A terrorist attack is basically impossible to predict, says the Risk Management Monitor, but, even so, the risk of loss from attacks at sensitive installations can’t be dismissed. A specific property’s risks can be assessed, and should be, even though an attack can’t be predicted.
This is an extension to a baleful extreme of the basic principle behind insurance in general. Risk vulnerability is harder to apply to terrorism than, say, the possibility of a hurricane striking a given locale. But, insurable or not, when terrorism is coupled with other types of unwanted intrusions, the risks of hostile invasion of sensitive property are real enough.
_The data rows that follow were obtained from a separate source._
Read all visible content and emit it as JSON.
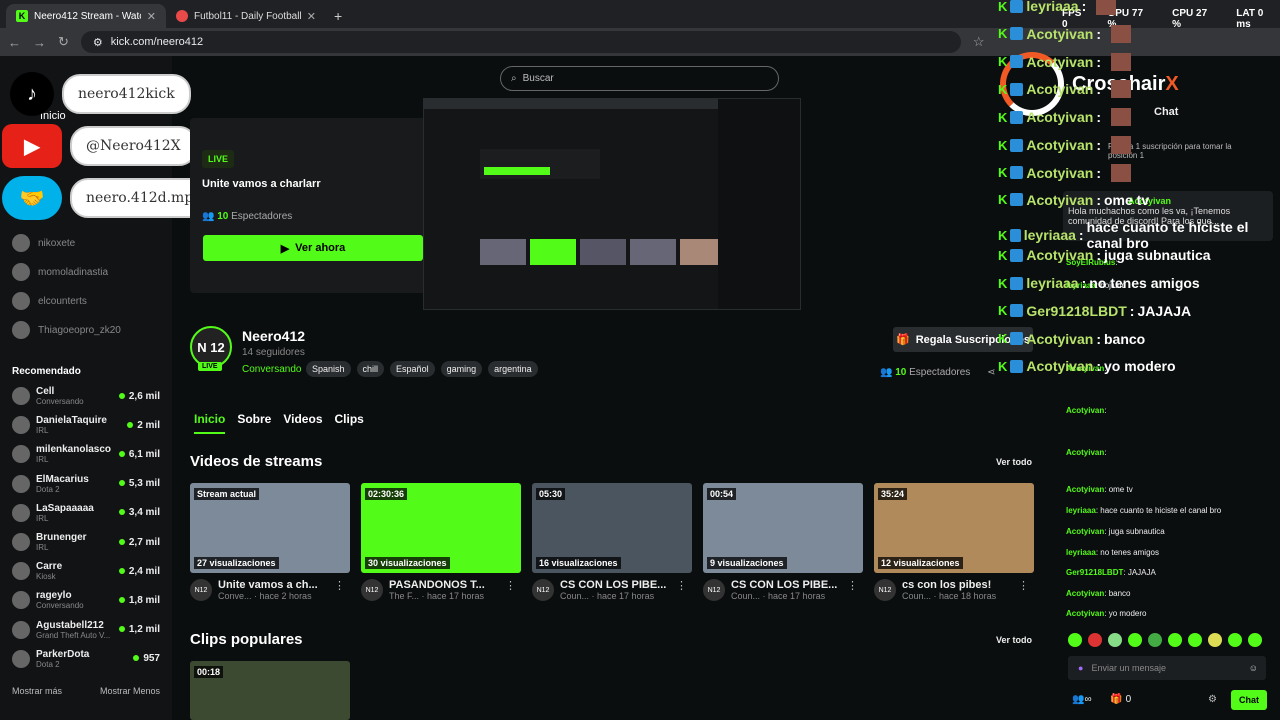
{
  "browser": {
    "tabs": [
      {
        "title": "Neero412 Stream - Watch Live",
        "active": true
      },
      {
        "title": "Futbol11 - Daily Football Game",
        "active": false
      }
    ],
    "url": "kick.com/neero412"
  },
  "search": {
    "placeholder": "Buscar"
  },
  "socials": [
    {
      "label": "neero412kick",
      "icon": "tiktok-icon",
      "color": "#000000"
    },
    {
      "label": "@Neero412X",
      "icon": "youtube-icon",
      "color": "#ff0000"
    },
    {
      "label": "neero.412d.mp",
      "icon": "mercadopago-icon",
      "color": "#00b1ea"
    }
  ],
  "sidebar": {
    "start_label": "Inicio",
    "followed": [
      "nikoxete",
      "momoladinastia",
      "elcounterts",
      "Thiagoeopro_zk20"
    ],
    "recommended_title": "Recomendado",
    "recommended": [
      {
        "name": "Cell",
        "category": "Conversando",
        "viewers": "2,6 mil"
      },
      {
        "name": "DanielaTaquire",
        "category": "IRL",
        "viewers": "2 mil"
      },
      {
        "name": "milenkanolasco",
        "category": "IRL",
        "viewers": "6,1 mil"
      },
      {
        "name": "ElMacarius",
        "category": "Dota 2",
        "viewers": "5,3 mil"
      },
      {
        "name": "LaSapaaaaa",
        "category": "IRL",
        "viewers": "3,4 mil"
      },
      {
        "name": "Brunenger",
        "category": "IRL",
        "viewers": "2,7 mil"
      },
      {
        "name": "Carre",
        "category": "Kiosk",
        "viewers": "2,4 mil"
      },
      {
        "name": "rageylo",
        "category": "Conversando",
        "viewers": "1,8 mil"
      },
      {
        "name": "Agustabell212",
        "category": "Grand Theft Auto V...",
        "viewers": "1,2 mil"
      },
      {
        "name": "ParkerDota",
        "category": "Dota 2",
        "viewers": "957"
      }
    ],
    "show_more": "Mostrar más",
    "show_less": "Mostrar Menos"
  },
  "live_card": {
    "badge": "LIVE",
    "title": "Unite vamos a charlarr",
    "viewers_count": "10",
    "viewers_label": "Espectadores",
    "watch_button": "Ver ahora"
  },
  "channel": {
    "avatar_text": "N 12",
    "live_badge": "LIVE",
    "name": "Neero412",
    "followers": "14 seguidores",
    "category": "Conversando",
    "tags": [
      "Spanish",
      "chill",
      "Español",
      "gaming",
      "argentina"
    ],
    "gift_button": "Regala Suscripciones",
    "viewers_count": "10",
    "viewers_label": "Espectadores",
    "tabs": [
      "Inicio",
      "Sobre",
      "Videos",
      "Clips"
    ]
  },
  "videos": {
    "title": "Videos de streams",
    "see_all": "Ver todo",
    "items": [
      {
        "duration": "Stream actual",
        "views": "27 visualizaciones",
        "title": "Unite vamos a ch...",
        "category": "Conve...",
        "age": "hace 2 horas",
        "thumb_color": "#7c8a9a"
      },
      {
        "duration": "02:30:36",
        "views": "30 visualizaciones",
        "title": "PASANDONOS T...",
        "category": "The F...",
        "age": "hace 17 horas",
        "thumb_color": "#53fc18"
      },
      {
        "duration": "05:30",
        "views": "16 visualizaciones",
        "title": "CS CON LOS PIBE...",
        "category": "Coun...",
        "age": "hace 17 horas",
        "thumb_color": "#4a5560"
      },
      {
        "duration": "00:54",
        "views": "9 visualizaciones",
        "title": "CS CON LOS PIBE...",
        "category": "Coun...",
        "age": "hace 17 horas",
        "thumb_color": "#7c8a9a"
      },
      {
        "duration": "35:24",
        "views": "12 visualizaciones",
        "title": "cs con los pibes!",
        "category": "Coun...",
        "age": "hace 18 horas",
        "thumb_color": "#b08a5a"
      }
    ]
  },
  "clips": {
    "title": "Clips populares",
    "see_all": "Ver todo",
    "first_duration": "00:18"
  },
  "hud": {
    "fps": "0",
    "gpu": "77 %",
    "cpu": "27 %",
    "lat": "0 ms"
  },
  "overlay_chat": [
    {
      "user": "leyriaaa",
      "msg": "",
      "color": "#b7e36b"
    },
    {
      "user": "Acotyivan",
      "msg": "",
      "color": "#b7e36b"
    },
    {
      "user": "Acotyivan",
      "msg": "",
      "color": "#b7e36b"
    },
    {
      "user": "Acotyivan",
      "msg": "",
      "color": "#b7e36b"
    },
    {
      "user": "Acotyivan",
      "msg": "",
      "color": "#b7e36b"
    },
    {
      "user": "Acotyivan",
      "msg": "",
      "color": "#b7e36b"
    },
    {
      "user": "Acotyivan",
      "msg": "",
      "color": "#b7e36b"
    },
    {
      "user": "Acotyivan",
      "msg": "ome tv",
      "color": "#b7e36b"
    },
    {
      "user": "leyriaaa",
      "msg": "hace cuanto te hiciste el canal bro",
      "color": "#b7e36b"
    },
    {
      "user": "Acotyivan",
      "msg": "juga subnautica",
      "color": "#b7e36b"
    },
    {
      "user": "leyriaaa",
      "msg": "no tenes amigos",
      "color": "#b7e36b"
    },
    {
      "user": "Ger91218LBDT",
      "msg": "JAJAJA",
      "color": "#b7e36b"
    },
    {
      "user": "Acotyivan",
      "msg": "banco",
      "color": "#b7e36b"
    },
    {
      "user": "Acotyivan",
      "msg": "yo modero",
      "color": "#b7e36b"
    }
  ],
  "crosshair": {
    "text": "Crosshair",
    "x": "X"
  },
  "chat": {
    "title": "Chat",
    "sub_goal": "Regala 1 suscripción para tomar la posición 1",
    "pinned_user": "Acotyivan",
    "pinned_msg": "Hola muchachos como les va, ¡Tenemos comunidad de discord! Para los que...",
    "messages": [
      {
        "user": "SoyElRubius",
        "msg": ""
      },
      {
        "user": "leyriaaa",
        "msg": "hojlund"
      },
      {
        "user": "Acotyivan",
        "msg": ""
      },
      {
        "user": "Acotyivan",
        "msg": ""
      },
      {
        "user": "Acotyivan",
        "msg": ""
      },
      {
        "user": "Acotyivan",
        "msg": "ome tv"
      },
      {
        "user": "leyriaaa",
        "msg": "hace cuanto te hiciste el canal bro"
      },
      {
        "user": "Acotyivan",
        "msg": "juga subnautica"
      },
      {
        "user": "leyriaaa",
        "msg": "no tenes amigos"
      },
      {
        "user": "Ger91218LBDT",
        "msg": "JAJAJA"
      },
      {
        "user": "Acotyivan",
        "msg": "banco"
      },
      {
        "user": "Acotyivan",
        "msg": "yo modero"
      }
    ],
    "input_placeholder": "Enviar un mensaje",
    "points": "0",
    "send_button": "Chat"
  },
  "colors": {
    "accent": "#53fc18",
    "bg": "#0b0e0f"
  }
}
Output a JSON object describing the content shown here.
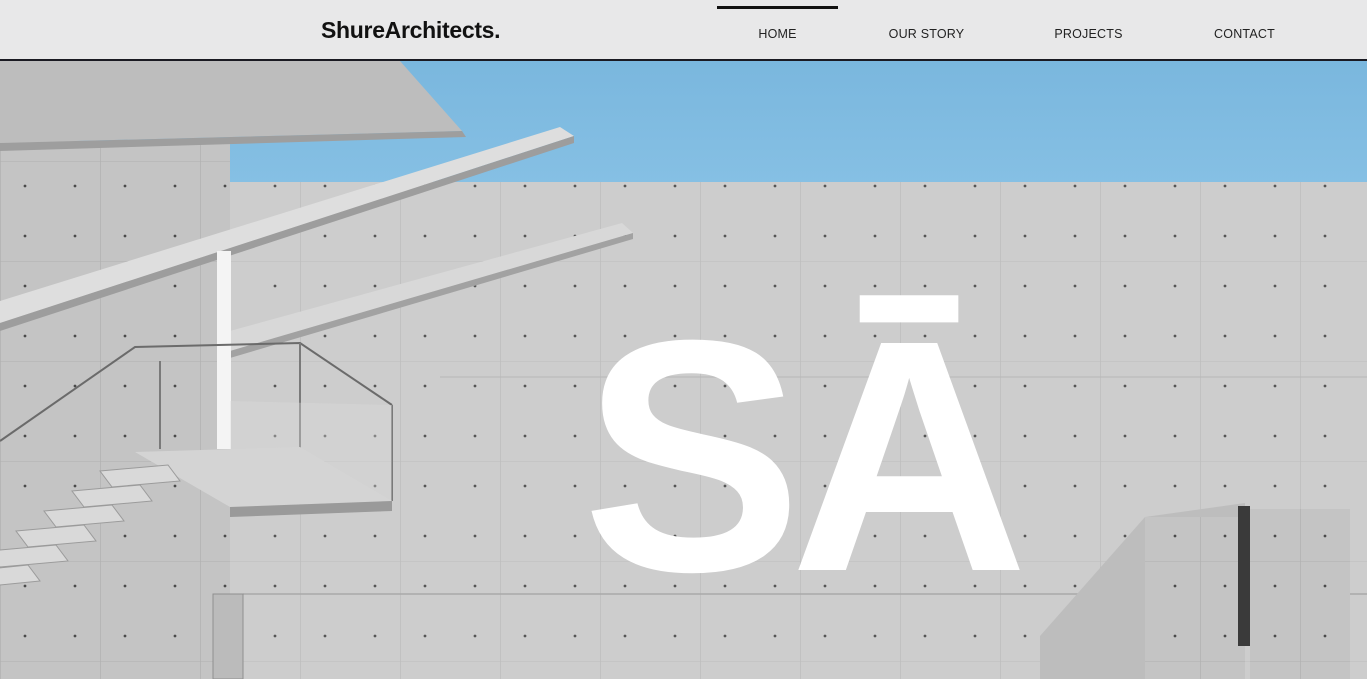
{
  "header": {
    "logo": "ShureArchitects."
  },
  "nav": {
    "items": [
      {
        "label": "HOME",
        "active": true
      },
      {
        "label": "OUR STORY",
        "active": false
      },
      {
        "label": "PROJECTS",
        "active": false
      },
      {
        "label": "CONTACT",
        "active": false
      }
    ]
  },
  "hero": {
    "monogram": "SĀ",
    "image_subject": "concrete-building-with-stairs"
  },
  "colors": {
    "header_bg": "#e8e8e9",
    "header_border": "#1a1a22",
    "sky": "#7fbbe0",
    "concrete": "#cfcfcf",
    "monogram": "#ffffff"
  }
}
Sufficiently real to justify protection, if not from insurance, then fencing, guard stations and reliable vehicle barriers.